Uveitis management begins with an accurate description of the inflammation and often requires additional testing to determine underlying systemic, autoimmune or infectious disease. “A dilated fundus examination is necessary to determine the primary site of inflammation,” says Jessica Steen, OD, assistant professor of Nova Southeastern University in Fort Lauderdale. 

Clinical clues can help to guide your diagnosis. However, first rule out intermediate or posterior uveitis, or even panuveitis. Since this is the first episode of unilateral anterior uveitis with severe inflammation (cyclitic membrane and hypopyon), Dr. Steen suggests asking about systems associated with HLA B27 positivity, Behcet’s disease or herpes.  

“My basic laboratory evaluations for this patient would be a CBC with differential, HLA B27, chest X-ray, RPR and FTA-ABS, quantiferon gold (for tuberculosis) as well as consideration of Lyme antibody titer,” says
Dr. Steen.
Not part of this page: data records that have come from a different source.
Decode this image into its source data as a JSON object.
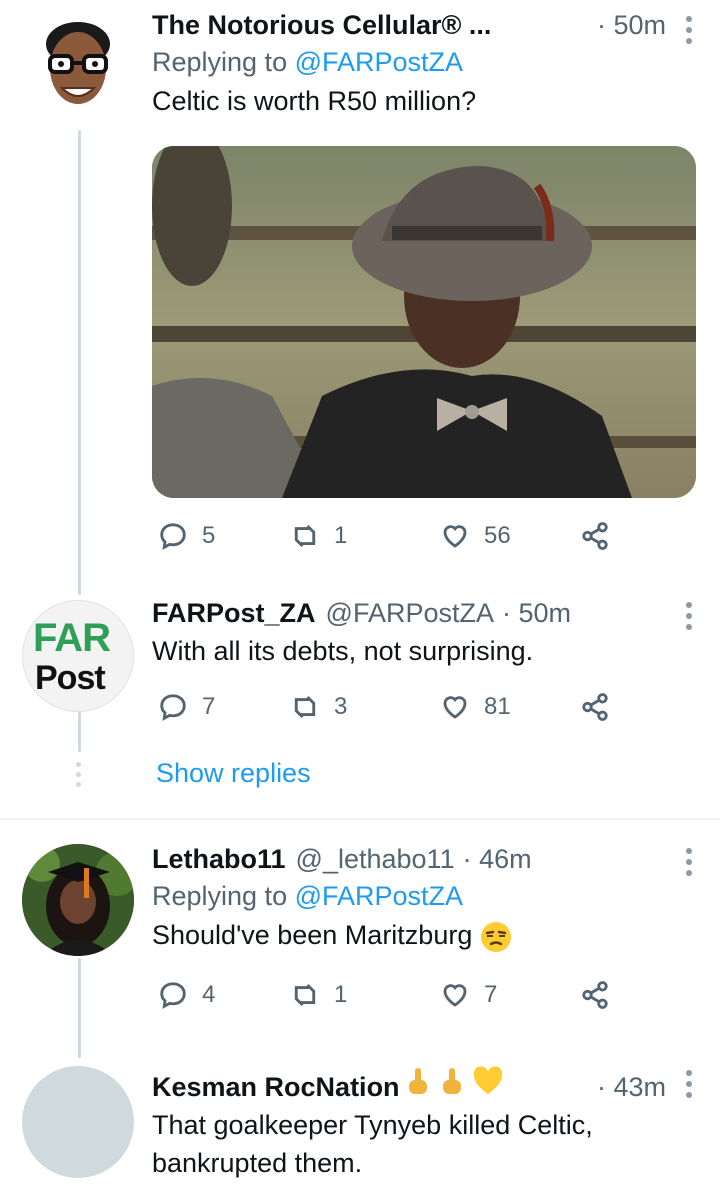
{
  "tweets": [
    {
      "name": "The Notorious Cellular® ...",
      "handle": "",
      "time": "· 50m",
      "replying_prefix": "Replying to",
      "replying_handle": "@FARPostZA",
      "text": "Celtic is worth R50 million?",
      "replies": "5",
      "retweets": "1",
      "likes": "56"
    },
    {
      "name": "FARPost_ZA",
      "handle": "@FARPostZA",
      "time": "· 50m",
      "text": "With all its debts, not surprising.",
      "replies": "7",
      "retweets": "3",
      "likes": "81",
      "avatar_text_top": "FAR",
      "avatar_text_bottom": "Post"
    },
    {
      "name": "Lethabo11",
      "handle": "@_lethabo11",
      "time": "· 46m",
      "replying_prefix": "Replying to",
      "replying_handle": "@FARPostZA",
      "text": "Should've been Maritzburg",
      "replies": "4",
      "retweets": "1",
      "likes": "7"
    },
    {
      "name": "Kesman RocNation",
      "time": "· 43m",
      "text_line1": "That goalkeeper Tynyeb killed Celtic,",
      "text_line2": "bankrupted them."
    }
  ],
  "show_replies_label": "Show replies",
  "colors": {
    "link": "#1d9bf0",
    "secondary": "#536471",
    "thread_line": "#cfd9de"
  },
  "icons": {
    "reply": "reply-icon",
    "retweet": "retweet-icon",
    "like": "heart-icon",
    "share": "share-icon",
    "more": "more-vertical-icon"
  }
}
However, our patient declined these tests because of cost, which we carefully documented. 


The mainstay of initial therapy in anterior uveitis is a strong topical steroid with an aggressive dosing strategy. While Durezol (difluprednate 0.05%, Novartis) is our first choice, a branded medication may be unfeasible for uninsured patients. Generic prednisolone acetate 1% dosed at least hourly will typically provide adequate treatment. 

“Once you have control of the inflammation, determine if the patient is ready for a slow, deliberate taper,” Dr. Steen says. Tapering a steroid too quickly could increase inflammation and result in a longer treatment course, increasing the risk of side effects. 

Dr. Steen suggests lagging the taper way behind the improvement—only tapering when the 3+ to 4+ cell and flare has significantly improved. Even then, taper slowly.

For patients who show limited improvement with topical steroids, a short course of Medrol Dosepak (oral methylprednisone, Pfizer), or subconjunctival corticosteroid may be necessary. Extended delivery devices, such as the recently approved Dextenza plug (sustained-release dexamethasone 0.4mg, Ocular Therapeutix), can minimize the patient’s need for topical therapy; however, it’s only approved right now for the treatment of postoperative pain and inflammation (Figure 1). Using it alone would most likely not provide the anti-inflammatory effect needed for a primary uveitis.

Fig. 1. Dextenza could be a promising alternative or adjunct to drops in treating anterior uveitis.
Fig. 1. Dextenza could be a promising alternative or adjunct to drops in treating anterior uveitis.

Manage Pressure and Pupils

With strong steroids dosed frequently, you might get the occasional intraocular pressure (IOP) spike. Continue your anti-inflammatory therapy as planned and add an IOP-lowering medication or combination agent. Dr. Steen’s choice is the fixed combination of dorzolamide 2% and timolol 0.5%.

Cycloplegic agents suppress ciliary body spasm, improving comfort and preventing posterior synechiae formation. For mild to moderate iritis, consider homatropine 5% every 12 hours. In advanced cases like our patient’s where synechiae have formed, have some 1% atropine and 10% phenylephrine on hand. 

We provided our patient with the dilating drops and kept costs to a minimum using generic prednisolone. The hypopyon and cyclitic membrane resolved within a few weeks, and his vision improved to 20/25. Advise patients that it could take several months for complete resolution. We are hoping to run lab tests should he become insured but, meanwhile, will monitor him for any recurrences and re-treat if necessary.